• _Work required_: All records below must be reproduced exactly, although any pictures they contain are to be omitted.

• _Items from a dataset_:
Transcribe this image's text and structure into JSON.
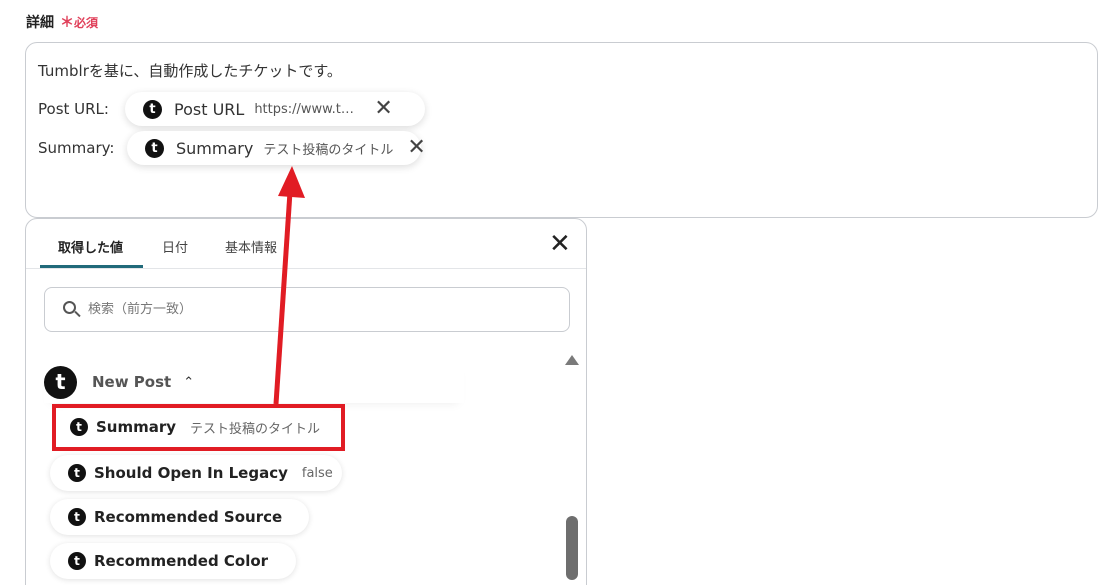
{
  "field": {
    "label": "詳細",
    "required_mark": "＊",
    "required_text": "必須"
  },
  "editor": {
    "line1": "Tumblrを基に、自動作成したチケットです。",
    "line2_label": "Post URL:",
    "line3_label": "Summary:",
    "chips": [
      {
        "name": "Post URL",
        "value": "https://www.tumb..."
      },
      {
        "name": "Summary",
        "value": "テスト投稿のタイトル"
      }
    ]
  },
  "panel": {
    "tabs": [
      {
        "label": "取得した値",
        "active": true
      },
      {
        "label": "日付"
      },
      {
        "label": "基本情報"
      }
    ],
    "close_icon": "close-icon",
    "search": {
      "placeholder": "検索（前方一致）",
      "value": ""
    },
    "group": {
      "title": "New Post",
      "expanded": true
    },
    "items": [
      {
        "name": "Summary",
        "value": "テスト投稿のタイトル",
        "highlighted": true
      },
      {
        "name": "Should Open In Legacy",
        "value": "false"
      },
      {
        "name": "Recommended Source",
        "value": ""
      },
      {
        "name": "Recommended Color",
        "value": ""
      }
    ]
  },
  "logo_letter": "t",
  "colors": {
    "accent_tab": "#216a7a",
    "required": "#e0405a",
    "highlight": "#e11c24",
    "logo_bg": "#111111"
  }
}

• _Problem solution_:
Transcribe this image's text and structure into JSON.
{
  "field": {
    "label": "詳細",
    "required_mark": "＊",
    "required_text": "必須"
  },
  "editor": {
    "line1": "Tumblrを基に、自動作成したチケットです。",
    "line2_label": "Post URL:",
    "line3_label": "Summary:",
    "chips": [
      {
        "name": "Post URL",
        "value": "https://www.tumb..."
      },
      {
        "name": "Summary",
        "value": "テスト投稿のタイトル"
      }
    ]
  },
  "panel": {
    "tabs": [
      {
        "label": "取得した値",
        "active": true
      },
      {
        "label": "日付"
      },
      {
        "label": "基本情報"
      }
    ],
    "close_icon": "close-icon",
    "search": {
      "placeholder": "検索（前方一致）",
      "value": ""
    },
    "group": {
      "title": "New Post",
      "expanded": true
    },
    "items": [
      {
        "name": "Summary",
        "value": "テスト投稿のタイトル",
        "highlighted": true
      },
      {
        "name": "Should Open In Legacy",
        "value": "false"
      },
      {
        "name": "Recommended Source",
        "value": ""
      },
      {
        "name": "Recommended Color",
        "value": ""
      }
    ]
  },
  "logo_letter": "t",
  "colors": {
    "accent_tab": "#216a7a",
    "required": "#e0405a",
    "highlight": "#e11c24",
    "logo_bg": "#111111"
  }
}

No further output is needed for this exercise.